Discover the key principles to consider when developing a biodiversity project.

Species

Scotland’s diverse landscape supports thousands of visiting and resident species. Together they fill Scotland with colour, movement and sound and many also have an important role in keeping a clean and productive environment.

With species being such an integral component of our habitats and ecosystems, it is important that public bodies protect and enhance them.

Key species groups in Scotland

Your responsibilities

When dealing with protected species, you must ensure that your actions are responsible and within the law.

Find out what your responsibilities are and read our advice for planners and developers  on protected animals and on protected birds.

You must also check whether you need a licence for any disturbance that you can’t avoid. Find out more about licensing

For more information and useful resources, see the Biodiversity Planning Toolkit, the CIRIA website and our biodiversity data and information page.

Habitats and habitat networks
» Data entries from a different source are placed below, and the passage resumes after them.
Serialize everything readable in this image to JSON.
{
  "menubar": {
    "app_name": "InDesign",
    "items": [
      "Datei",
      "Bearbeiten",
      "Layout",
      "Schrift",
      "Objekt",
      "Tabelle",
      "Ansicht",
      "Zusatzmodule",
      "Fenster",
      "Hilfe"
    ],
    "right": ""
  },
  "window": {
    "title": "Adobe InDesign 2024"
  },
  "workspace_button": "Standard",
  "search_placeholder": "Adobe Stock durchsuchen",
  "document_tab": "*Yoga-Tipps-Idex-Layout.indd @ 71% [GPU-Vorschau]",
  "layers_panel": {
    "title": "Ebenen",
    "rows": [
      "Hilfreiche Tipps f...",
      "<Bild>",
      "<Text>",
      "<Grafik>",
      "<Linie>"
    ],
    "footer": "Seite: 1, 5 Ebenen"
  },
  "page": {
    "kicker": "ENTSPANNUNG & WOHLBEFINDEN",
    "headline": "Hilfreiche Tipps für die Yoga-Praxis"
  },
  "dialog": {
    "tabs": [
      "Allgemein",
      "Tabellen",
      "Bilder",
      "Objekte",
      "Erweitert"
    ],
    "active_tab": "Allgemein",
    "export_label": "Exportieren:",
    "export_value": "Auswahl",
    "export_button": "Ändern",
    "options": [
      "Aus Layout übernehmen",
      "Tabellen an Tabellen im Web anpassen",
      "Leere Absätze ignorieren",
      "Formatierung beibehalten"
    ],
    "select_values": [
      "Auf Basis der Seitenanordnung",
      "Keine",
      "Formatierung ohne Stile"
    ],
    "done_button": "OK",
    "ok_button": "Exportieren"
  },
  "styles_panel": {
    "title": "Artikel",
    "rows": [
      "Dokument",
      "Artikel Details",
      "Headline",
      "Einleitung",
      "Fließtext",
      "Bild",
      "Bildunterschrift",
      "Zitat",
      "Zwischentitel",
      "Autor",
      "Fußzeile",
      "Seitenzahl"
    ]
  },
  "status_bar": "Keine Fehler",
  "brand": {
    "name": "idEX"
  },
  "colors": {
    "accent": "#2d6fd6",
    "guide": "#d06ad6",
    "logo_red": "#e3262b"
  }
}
Scotland is home to a great diversity of habitats. Our landscapes and habitats give us the rich and varied patterns that make our country so enticing.

Habitat networks

A habitat network is a set of separate areas of habitat that are sufficiently connected to allow species to move easily between them. In this way, habitat networks enhance biodiversity.

However, often as a result of development, habitat networks can become fragmented. When this occurs, we have to consider recreating or reconnecting these networks.

Green networks

Green networks are connected areas of green space and habitats (such as parks, paths and woodlands) within urban areas that provide social and economic benefits. They therefore differ from habitat networks in their purpose.

Your responsibilities

Learn more about the policy and legislation in place regarding habitat networks.

Find out how, when developing your own biodiversity project, you should be considering habitat networks with this guidance on dealing with habitat networks

And, for further information, visit the grounds maintenance and management page.

Large Development Sites

Various pieces of legislation and planning conditions exist to protect environmental features on larger development sites.

Increasingly, local planning authorities are requiring an independent Ecological Clerk of Works (ECoW) to ensure compliance with such legislation and conditions.

An ECoW is responsible for ensuring that site contractors and management have the correct knowledge to protect environmental features on site. The ECoW therefore often needs to make decisions quickly, sometimes in highly pressured circumstances.

Find out more this role and the tasks undertaken on the following websites: